My Lords, under Prime Minister Cameron and the noble Lord, Lord Hague, when he was Foreign Secretary, the UK had a very strategic focus on the Sahel, including a very high-profile special representative. Such focus and strategy were lost under their successors as Prime Minister and Foreign Secretary. Will the Minister make representations to whoever is appointed Secretary of State for DfID and the new Foreign Secretary over the next 24 hours to ensure that that strategic focus comes back into government?

I completely agree with the noble Lord on the importance of having a focus on this area.

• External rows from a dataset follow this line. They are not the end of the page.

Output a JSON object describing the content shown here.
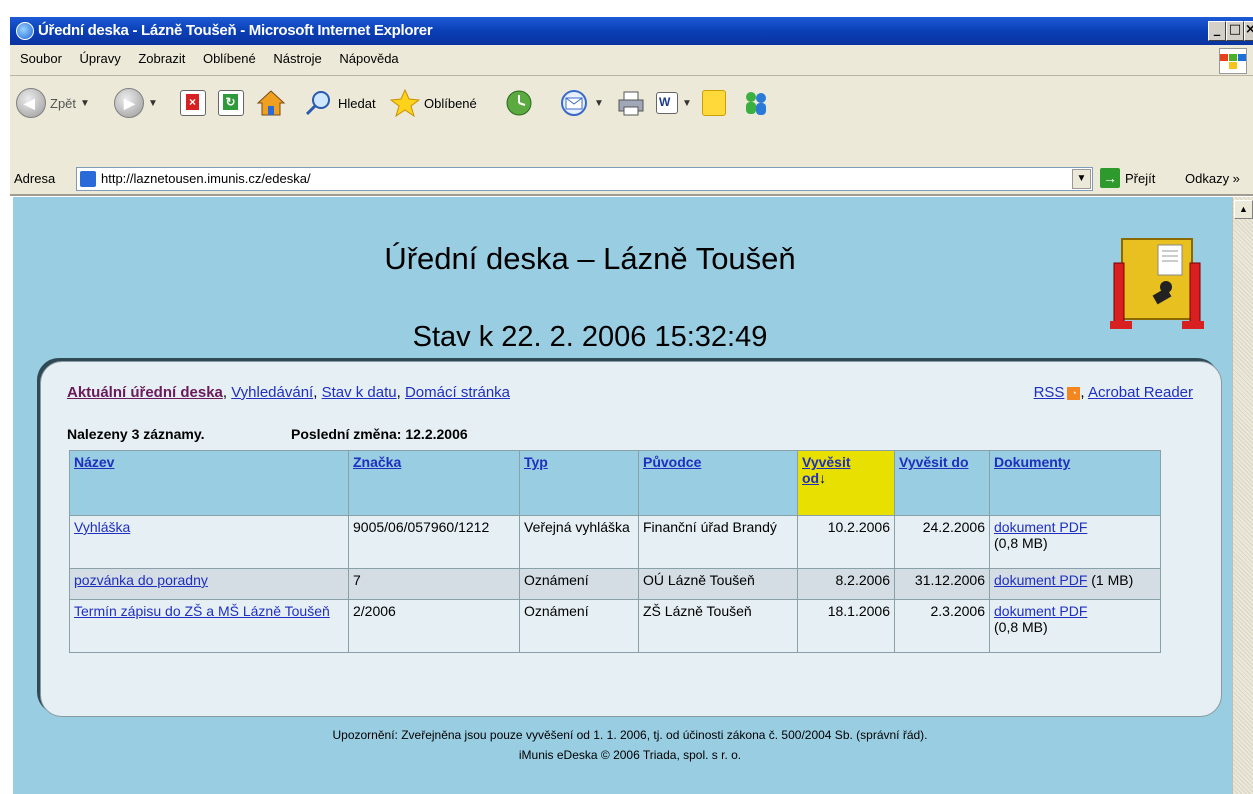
{
  "window": {
    "title": "Úřední deska - Lázně Toušeň - Microsoft Internet Explorer",
    "min_label": "_",
    "max_label": "□",
    "close_label": "×"
  },
  "menu": [
    "Soubor",
    "Úpravy",
    "Zobrazit",
    "Oblíbené",
    "Nástroje",
    "Nápověda"
  ],
  "toolbar": {
    "back_label": "Zpět",
    "search_label": "Hledat",
    "favorites_label": "Oblíbené"
  },
  "address": {
    "label": "Adresa",
    "url": "http://laznetousen.imunis.cz/edeska/",
    "go_label": "Přejít",
    "links_label": "Odkazy »"
  },
  "page": {
    "title": "Úřední deska – Lázně Toušeň",
    "status": "Stav k 22. 2. 2006 15:32:49",
    "nav": {
      "current": "Aktuální úřední deska",
      "search": "Vyhledávání",
      "by_date": "Stav k datu",
      "home": "Domácí stránka"
    },
    "rss": "RSS",
    "acrobat": "Acrobat Reader",
    "found": "Nalezeny 3 záznamy.",
    "last_change": "Poslední změna: 12.2.2006",
    "table": {
      "headers": {
        "name": "Název",
        "mark": "Značka",
        "type": "Typ",
        "origin": "Původce",
        "post_from_1": "Vyvěsit",
        "post_from_2": "od",
        "post_to": "Vyvěsit do",
        "docs": "Dokumenty"
      },
      "rows": [
        {
          "name": "Vyhláška",
          "mark": "9005/06/057960/1212",
          "type": "Veřejná vyhláška",
          "origin": "Finanční úřad Brandý",
          "from": "10.2.2006",
          "to": "24.2.2006",
          "doc": "dokument PDF",
          "size": "(0,8 MB)"
        },
        {
          "name": "pozvánka do poradny",
          "mark": "7",
          "type": "Oznámení",
          "origin": "OÚ Lázně Toušeň",
          "from": "8.2.2006",
          "to": "31.12.2006",
          "doc": "dokument PDF",
          "size": "(1 MB)"
        },
        {
          "name": "Termín zápisu do ZŠ a MŠ Lázně Toušeň",
          "mark": "2/2006",
          "type": "Oznámení",
          "origin": "ZŠ Lázně Toušeň",
          "from": "18.1.2006",
          "to": "2.3.2006",
          "doc": "dokument PDF",
          "size": "(0,8 MB)"
        }
      ]
    },
    "footer_line1": "Upozornění: Zveřejněna jsou pouze vyvěšení od 1. 1. 2006, tj. od účinosti zákona č. 500/2004 Sb. (správní řád).",
    "footer_line2": "iMunis eDeska © 2006 Triada, spol. s r. o."
  },
  "colors": {
    "page_bg": "#99cde2",
    "panel_bg": "#e6eff4",
    "link": "#1f2fbf",
    "sorted_header": "#e8e000",
    "titlebar": "#0a3fb5"
  },
  "icons": [
    "ie-icon",
    "windows-logo-icon",
    "back-icon",
    "forward-icon",
    "stop-icon",
    "refresh-icon",
    "home-icon",
    "search-icon",
    "favorites-star-icon",
    "history-icon",
    "mail-icon",
    "print-icon",
    "edit-word-icon",
    "notes-icon",
    "messenger-icon",
    "page-icon",
    "go-arrow-icon",
    "rss-icon",
    "notice-board-logo-icon",
    "sort-down-icon"
  ]
}
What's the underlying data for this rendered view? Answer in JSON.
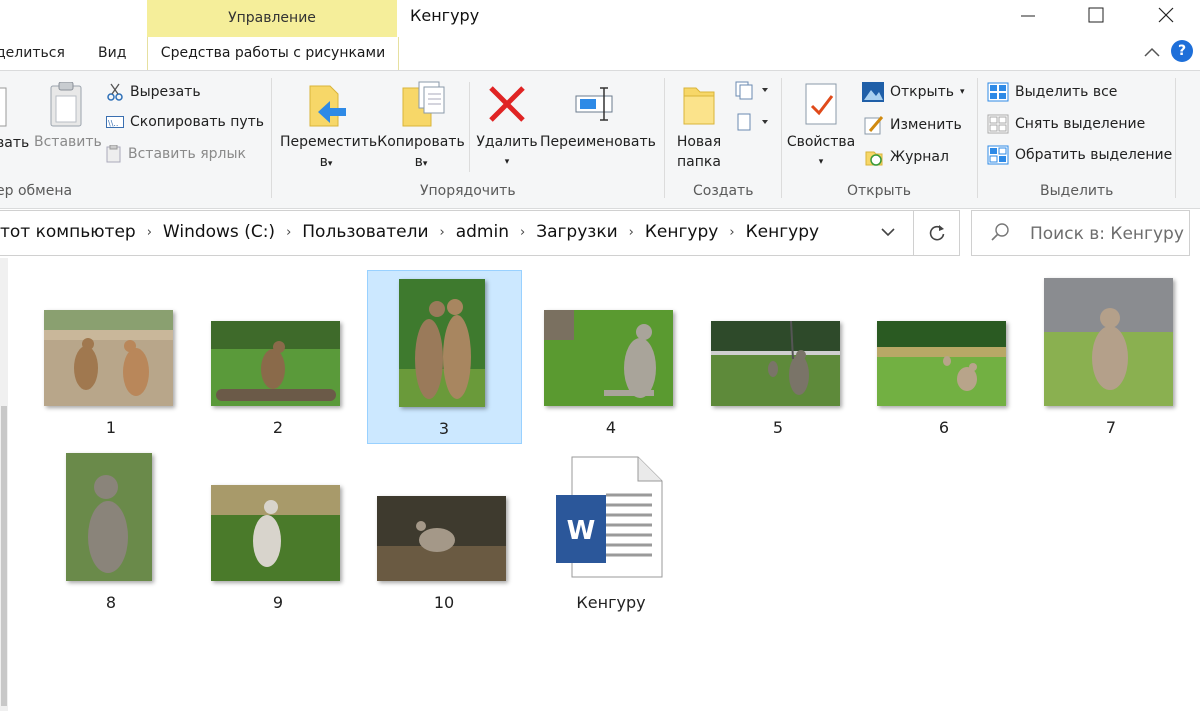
{
  "window": {
    "title": "Кенгуру",
    "contextual_header": "Управление",
    "contextual_tab": "Средства работы с рисунками"
  },
  "tabs": {
    "share": "делиться",
    "view": "Вид"
  },
  "ribbon": {
    "clipboard": {
      "paste_partial": "вать",
      "paste": "Вставить",
      "cut": "Вырезать",
      "copy_path": "Скопировать путь",
      "paste_shortcut": "Вставить ярлык",
      "group": "ер обмена"
    },
    "organize": {
      "move": "Переместить",
      "move_sub": "в",
      "copy": "Копировать",
      "copy_sub": "в",
      "delete": "Удалить",
      "rename": "Переименовать",
      "group": "Упорядочить"
    },
    "new": {
      "new_folder_1": "Новая",
      "new_folder_2": "папка",
      "group": "Создать"
    },
    "open": {
      "properties": "Свойства",
      "open": "Открыть",
      "edit": "Изменить",
      "history": "Журнал",
      "group": "Открыть"
    },
    "select": {
      "select_all": "Выделить все",
      "select_none": "Снять выделение",
      "invert": "Обратить выделение",
      "group": "Выделить"
    }
  },
  "address": {
    "crumbs": [
      "тот компьютер",
      "Windows (C:)",
      "Пользователи",
      "admin",
      "Загрузки",
      "Кенгуру",
      "Кенгуру"
    ]
  },
  "search": {
    "placeholder": "Поиск в: Кенгуру"
  },
  "files": [
    {
      "name": "1",
      "selected": false
    },
    {
      "name": "2",
      "selected": false
    },
    {
      "name": "3",
      "selected": true
    },
    {
      "name": "4",
      "selected": false
    },
    {
      "name": "5",
      "selected": false
    },
    {
      "name": "6",
      "selected": false
    },
    {
      "name": "7",
      "selected": false
    },
    {
      "name": "8",
      "selected": false
    },
    {
      "name": "9",
      "selected": false
    },
    {
      "name": "10",
      "selected": false
    },
    {
      "name": "Кенгуру",
      "selected": false
    }
  ],
  "colors": {
    "accent": "#0078d7",
    "contextual_header": "#f5ee9a",
    "selection": "#cce8ff",
    "word_blue": "#2b579a"
  }
}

The Sahel is marked by chronic poverty, instability, high levels of gender inequality, and is one of the world’s regions most vulnerable to climate change. We are stepping up our presence there already. It is in all our interests that we bring together the UK’s world-class development, diplomacy and defence expertise to help to build a safer, healthier and more prosperous future. Should I have the opportunity, I will certainly raise that with the new Secretary of State.

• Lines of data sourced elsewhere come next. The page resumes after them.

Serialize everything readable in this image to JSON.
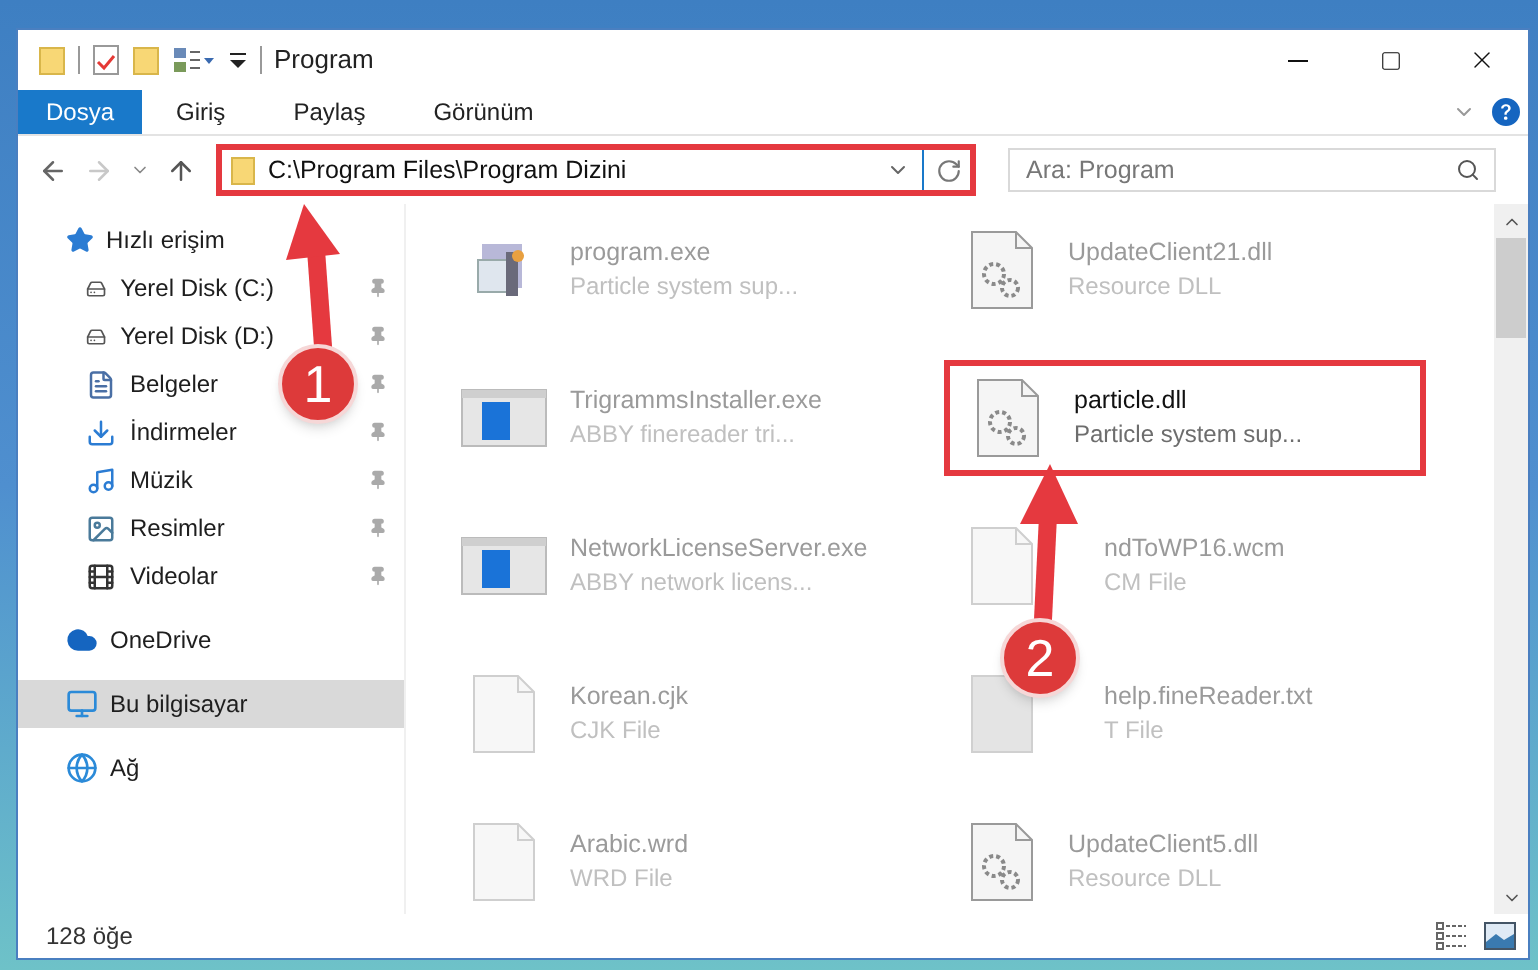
{
  "window": {
    "title": "Program"
  },
  "ribbon_tabs": [
    {
      "label": "Dosya",
      "selected": true
    },
    {
      "label": "Giriş",
      "selected": false
    },
    {
      "label": "Paylaş",
      "selected": false
    },
    {
      "label": "Görünüm",
      "selected": false
    }
  ],
  "address_bar": {
    "value": "C:\\Program Files\\Program Dizini",
    "highlighted": true
  },
  "search": {
    "placeholder": "Ara: Program"
  },
  "sidebar": {
    "items": [
      {
        "label": "Hızlı erişim",
        "selected": false,
        "children": [
          {
            "label": "Yerel Disk (C:)",
            "selected": false,
            "pinned": true
          },
          {
            "label": "Yerel Disk (D:)",
            "selected": false,
            "pinned": true
          },
          {
            "label": "Belgeler",
            "selected": false,
            "pinned": true
          },
          {
            "label": "İndirmeler",
            "selected": false,
            "pinned": true
          },
          {
            "label": "Müzik",
            "selected": false,
            "pinned": true
          },
          {
            "label": "Resimler",
            "selected": false,
            "pinned": true
          },
          {
            "label": "Videolar",
            "selected": false,
            "pinned": true
          }
        ]
      },
      {
        "label": "OneDrive",
        "selected": false
      },
      {
        "label": "Bu bilgisayar",
        "selected": true
      },
      {
        "label": "Ağ",
        "selected": false
      }
    ]
  },
  "files": [
    {
      "kind": "app",
      "name": "program.exe",
      "description": "Particle system sup...",
      "highlighted": false
    },
    {
      "kind": "dll",
      "name": "UpdateClient21.dll",
      "description": "Resource DLL",
      "highlighted": false
    },
    {
      "kind": "window",
      "name": "TrigrammsInstaller.exe",
      "description": "ABBY finereader tri...",
      "highlighted": false
    },
    {
      "kind": "dll",
      "name": "particle.dll",
      "description": "Particle system sup...",
      "highlighted": true
    },
    {
      "kind": "window",
      "name": "NetworkLicenseServer.exe",
      "description": "ABBY network licens...",
      "highlighted": false
    },
    {
      "kind": "doc",
      "name": "ndToWP16.wcm",
      "description": "CM File",
      "highlighted": false
    },
    {
      "kind": "doc",
      "name": "Korean.cjk",
      "description": "CJK File",
      "highlighted": false
    },
    {
      "kind": "grey",
      "name": "help.fineReader.txt",
      "description": "T File",
      "highlighted": false
    },
    {
      "kind": "doc",
      "name": "Arabic.wrd",
      "description": "WRD File",
      "highlighted": false
    },
    {
      "kind": "dll",
      "name": "UpdateClient5.dll",
      "description": "Resource DLL",
      "highlighted": false
    }
  ],
  "status_bar": {
    "item_count": "128 öğe"
  },
  "callouts": [
    {
      "number": "1"
    },
    {
      "number": "2"
    }
  ]
}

My Lords, does the Minister recognise the link between the desertification of areas such as Darfur in Sudan and in Nigeria, where herders and pastoralists are often therefore in conflict because of the reduction in land available for farming, and the growth of groups such as the Fulani militias in Nigeria and the Janjaweed in Darfur? Is this not an issue that the noble Baroness, Lady Sheehan, is right to point us towards, since it directly relates to the levels of conflict in countries where we want to see genuine development?

I agree with the noble Lord. As herders, fishing communities and farmers compete over the dwindling fertile lands, we are, sadly, seeing more intercommunal clashes. We need to address that if we are to achieve peace. As I said, 80% of people are dependent on pastoral and subsistent agriculture, so we are looking carefully at how we can support people to thrive in a region that is so affected by climate change and using our expertise in the UK in technology and scientific innovations, such as early warning systems for shocks. If we are to see an end to conflict we need to ensure that we address the issues of climate change.

My Lords, there are two aspects to the human impact on climate change. One is the impact per head mainly in the industrial countries and the other is the number of people. I think that the biggest growth rate in Africa is in Niger, where I was, at 7% per annum, doubling in 10 years. How can the Government make more impact, given the imperialism argument and given that we cannot solve the climate change problem unless we decelerate the rate of population growth in sub-Saharan Africa in particular?

The Sahel has one of the fastest growing populations in the world, with some of the world’s highest fertility rates. The combined populations of the G5 nations will nearly treble from 71 million today to more than 200 million by 2100. On average, a woman in Niger has a birth rate of 7.4 children and fewer than one in 10 couples uses modern contraception. We are rolling out the women’s integrated sexual health programme, WISH, which will operate in parts of the Sahel to improve access to modern family planning methods and create more choices for women in Africa on how many children they have and when they have them.

My Lords, even if we get to our net carbon zero target by 2050, parts of the world will have become uninhabitable. Will the Government publish a climate migration strategy? We have been polluting for 200 years, so we have a duty to take our fair share of climate migrants.

I agree with the noble Baroness about duty. Often, the countries most affected by climate change are those who emit the least. The suggestion about a strategy is interesting; I will take it back to the department for discussion.